Exercise: Among the entries below, find each line with "label" and show it.

Start of Task material

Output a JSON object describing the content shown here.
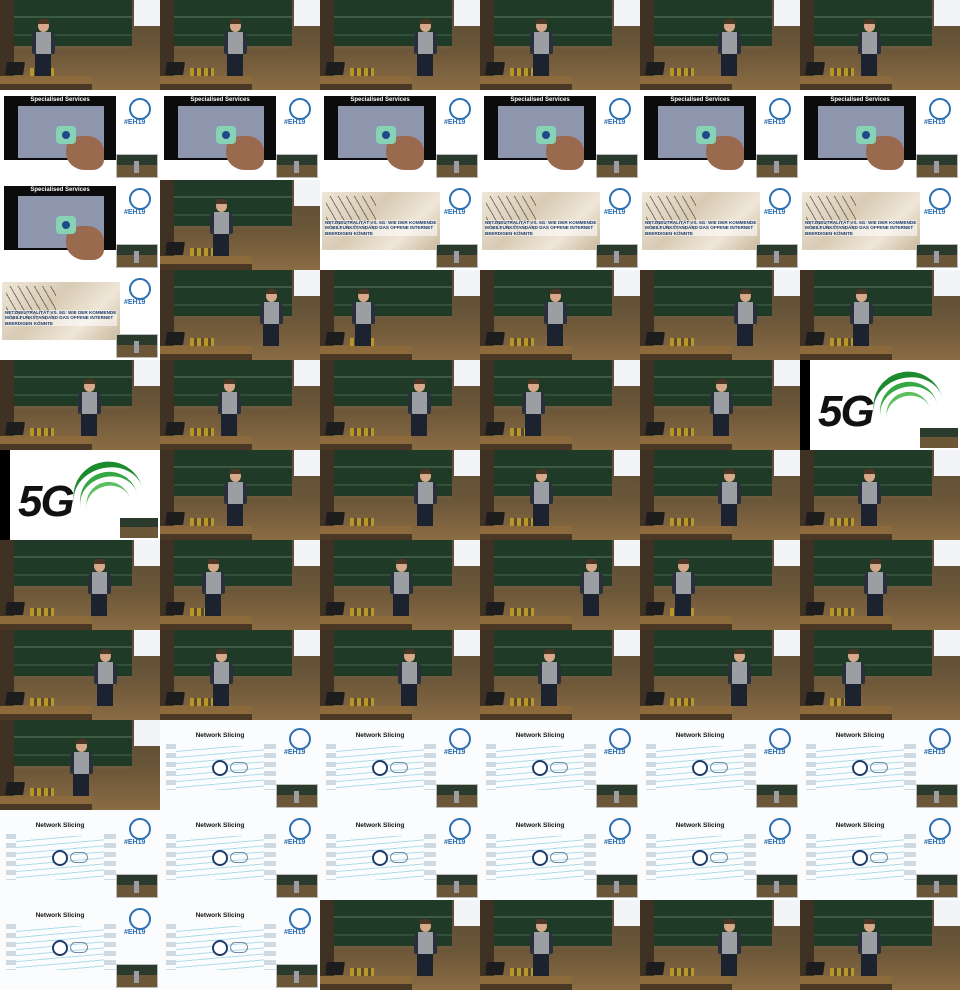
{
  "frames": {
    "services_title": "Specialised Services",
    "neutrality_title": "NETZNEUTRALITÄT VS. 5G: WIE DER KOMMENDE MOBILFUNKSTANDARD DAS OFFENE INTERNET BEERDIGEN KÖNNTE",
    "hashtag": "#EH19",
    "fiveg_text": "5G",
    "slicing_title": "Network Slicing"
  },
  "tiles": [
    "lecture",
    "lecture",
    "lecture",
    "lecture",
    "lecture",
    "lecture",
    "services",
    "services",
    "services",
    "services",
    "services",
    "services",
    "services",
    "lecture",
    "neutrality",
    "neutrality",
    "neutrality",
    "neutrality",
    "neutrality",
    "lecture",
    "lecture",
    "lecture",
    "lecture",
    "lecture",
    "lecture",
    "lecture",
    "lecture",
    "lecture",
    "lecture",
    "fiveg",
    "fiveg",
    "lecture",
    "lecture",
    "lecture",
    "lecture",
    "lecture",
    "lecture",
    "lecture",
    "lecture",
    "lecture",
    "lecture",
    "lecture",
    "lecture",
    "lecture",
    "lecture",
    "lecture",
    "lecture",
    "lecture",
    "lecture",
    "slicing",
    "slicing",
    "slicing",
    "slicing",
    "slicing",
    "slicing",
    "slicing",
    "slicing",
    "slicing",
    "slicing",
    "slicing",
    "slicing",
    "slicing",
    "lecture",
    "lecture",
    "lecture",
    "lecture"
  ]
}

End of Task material
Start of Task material

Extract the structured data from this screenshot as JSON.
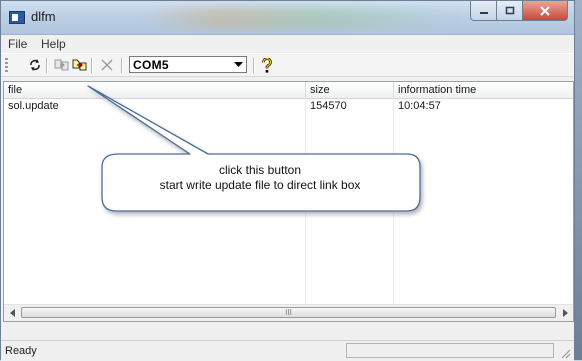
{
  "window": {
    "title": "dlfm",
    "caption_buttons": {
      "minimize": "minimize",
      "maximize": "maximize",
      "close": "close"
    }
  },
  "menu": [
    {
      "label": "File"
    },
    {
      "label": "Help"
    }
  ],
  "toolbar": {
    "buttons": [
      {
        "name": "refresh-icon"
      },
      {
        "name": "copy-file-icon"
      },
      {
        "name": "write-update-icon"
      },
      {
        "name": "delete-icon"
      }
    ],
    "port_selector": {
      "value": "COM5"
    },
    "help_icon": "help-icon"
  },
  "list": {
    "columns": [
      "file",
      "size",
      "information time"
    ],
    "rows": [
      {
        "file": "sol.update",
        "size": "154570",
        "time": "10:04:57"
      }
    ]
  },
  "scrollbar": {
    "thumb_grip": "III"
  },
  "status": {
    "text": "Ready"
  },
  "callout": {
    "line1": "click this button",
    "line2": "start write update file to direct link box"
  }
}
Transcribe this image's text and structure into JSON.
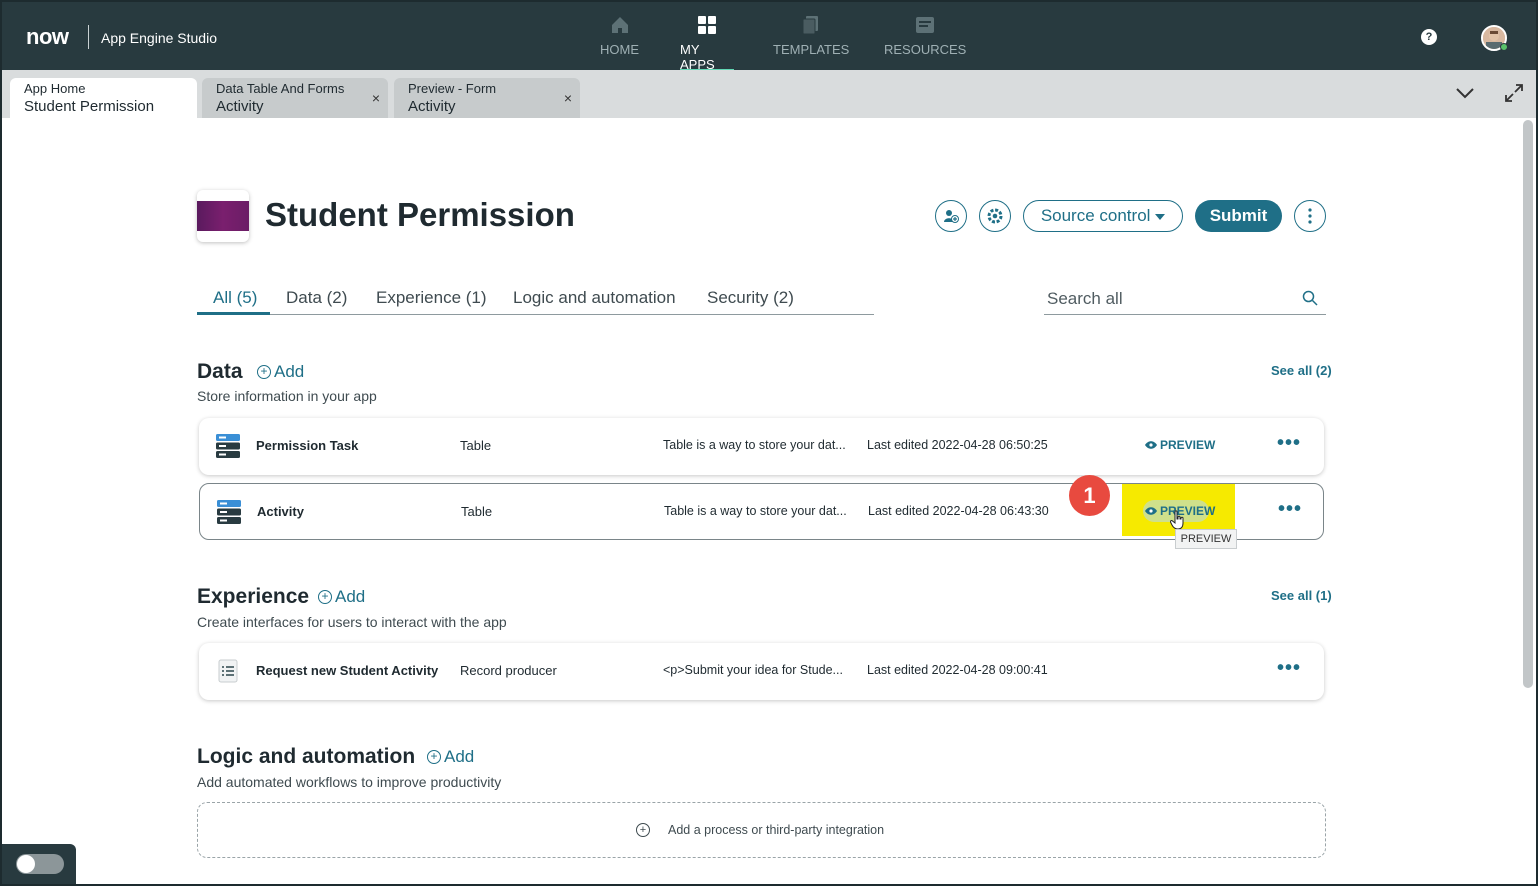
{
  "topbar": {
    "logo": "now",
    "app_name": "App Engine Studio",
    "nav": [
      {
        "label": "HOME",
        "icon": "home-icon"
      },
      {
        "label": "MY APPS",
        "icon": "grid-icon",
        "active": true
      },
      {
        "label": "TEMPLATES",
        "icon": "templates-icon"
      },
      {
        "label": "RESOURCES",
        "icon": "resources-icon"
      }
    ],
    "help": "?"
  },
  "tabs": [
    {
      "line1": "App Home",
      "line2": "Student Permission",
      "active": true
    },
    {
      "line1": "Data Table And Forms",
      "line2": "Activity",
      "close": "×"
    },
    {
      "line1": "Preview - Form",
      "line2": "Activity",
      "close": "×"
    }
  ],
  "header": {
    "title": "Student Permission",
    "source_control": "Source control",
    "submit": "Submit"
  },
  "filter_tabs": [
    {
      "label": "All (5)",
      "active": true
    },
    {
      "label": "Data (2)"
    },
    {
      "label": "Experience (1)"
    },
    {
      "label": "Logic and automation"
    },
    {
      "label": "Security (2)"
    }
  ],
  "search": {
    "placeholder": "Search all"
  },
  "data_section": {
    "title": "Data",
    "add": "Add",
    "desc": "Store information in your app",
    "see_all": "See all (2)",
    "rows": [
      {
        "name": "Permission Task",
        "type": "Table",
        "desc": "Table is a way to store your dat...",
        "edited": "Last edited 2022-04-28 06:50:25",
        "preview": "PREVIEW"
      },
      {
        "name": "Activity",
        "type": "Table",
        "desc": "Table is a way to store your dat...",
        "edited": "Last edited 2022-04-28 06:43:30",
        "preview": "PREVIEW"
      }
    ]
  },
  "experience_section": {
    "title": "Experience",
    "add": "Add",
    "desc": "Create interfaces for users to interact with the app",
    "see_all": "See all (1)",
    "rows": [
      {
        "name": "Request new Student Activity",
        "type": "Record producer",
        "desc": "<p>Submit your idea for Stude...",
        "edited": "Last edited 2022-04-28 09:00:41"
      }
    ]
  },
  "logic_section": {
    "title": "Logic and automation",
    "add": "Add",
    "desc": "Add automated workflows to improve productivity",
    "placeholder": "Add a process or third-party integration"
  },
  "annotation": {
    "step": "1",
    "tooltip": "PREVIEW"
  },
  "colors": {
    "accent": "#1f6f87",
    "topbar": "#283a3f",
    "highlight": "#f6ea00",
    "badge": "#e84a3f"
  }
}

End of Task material

Answer for this exercise:
      "label": "File"
      "label": "Help"
        "label": "HOME",
        "label": "MY APPS",
        "label": "TEMPLATES",
        "label": "RESOURCES",
      "label": "All (5)",
      "label": "Data (2)"
      "label": "Experience (1)"
      "label": "Logic and automation"
      "label": "Security (2)"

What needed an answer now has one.